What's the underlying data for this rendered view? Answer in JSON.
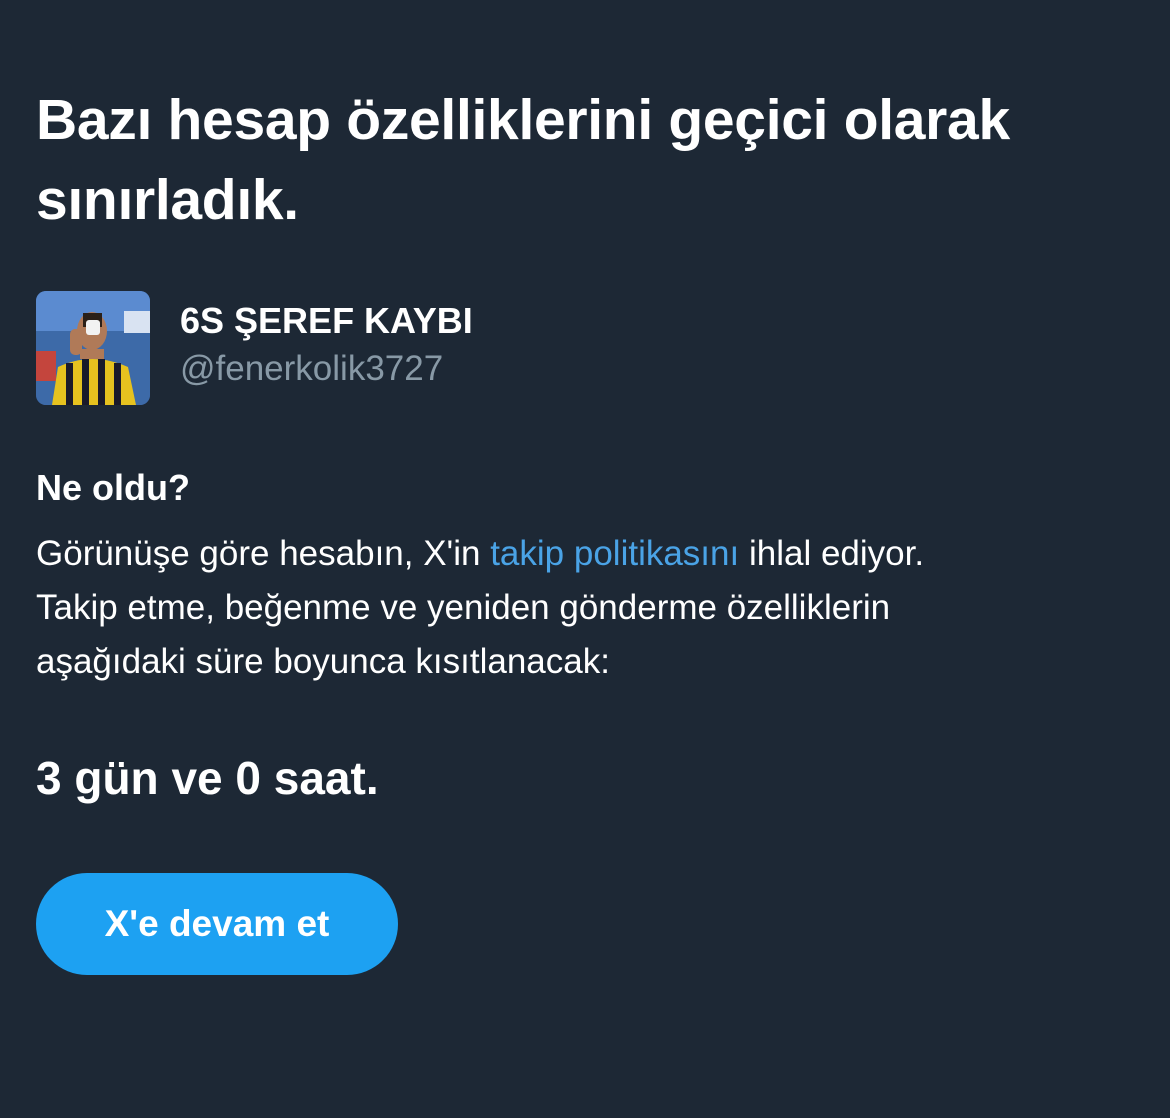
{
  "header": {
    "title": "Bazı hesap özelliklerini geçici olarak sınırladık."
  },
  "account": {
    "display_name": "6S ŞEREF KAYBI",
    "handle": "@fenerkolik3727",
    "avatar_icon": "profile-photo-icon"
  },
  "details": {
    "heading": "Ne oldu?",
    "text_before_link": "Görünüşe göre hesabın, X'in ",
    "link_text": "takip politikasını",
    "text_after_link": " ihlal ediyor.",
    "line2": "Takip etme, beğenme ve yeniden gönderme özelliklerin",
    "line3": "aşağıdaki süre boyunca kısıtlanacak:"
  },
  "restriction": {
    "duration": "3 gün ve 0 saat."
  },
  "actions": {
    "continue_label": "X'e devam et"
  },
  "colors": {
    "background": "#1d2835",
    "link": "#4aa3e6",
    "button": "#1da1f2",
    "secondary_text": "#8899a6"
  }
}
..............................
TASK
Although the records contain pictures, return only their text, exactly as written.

EXERCISE RESULT
What's the underlying data for this rendered view? Answer in JSON.
{
  "header": {
    "title": "Bazı hesap özelliklerini geçici olarak sınırladık."
  },
  "account": {
    "display_name": "6S ŞEREF KAYBI",
    "handle": "@fenerkolik3727",
    "avatar_icon": "profile-photo-icon"
  },
  "details": {
    "heading": "Ne oldu?",
    "text_before_link": "Görünüşe göre hesabın, X'in ",
    "link_text": "takip politikasını",
    "text_after_link": " ihlal ediyor.",
    "line2": "Takip etme, beğenme ve yeniden gönderme özelliklerin",
    "line3": "aşağıdaki süre boyunca kısıtlanacak:"
  },
  "restriction": {
    "duration": "3 gün ve 0 saat."
  },
  "actions": {
    "continue_label": "X'e devam et"
  },
  "colors": {
    "background": "#1d2835",
    "link": "#4aa3e6",
    "button": "#1da1f2",
    "secondary_text": "#8899a6"
  }
}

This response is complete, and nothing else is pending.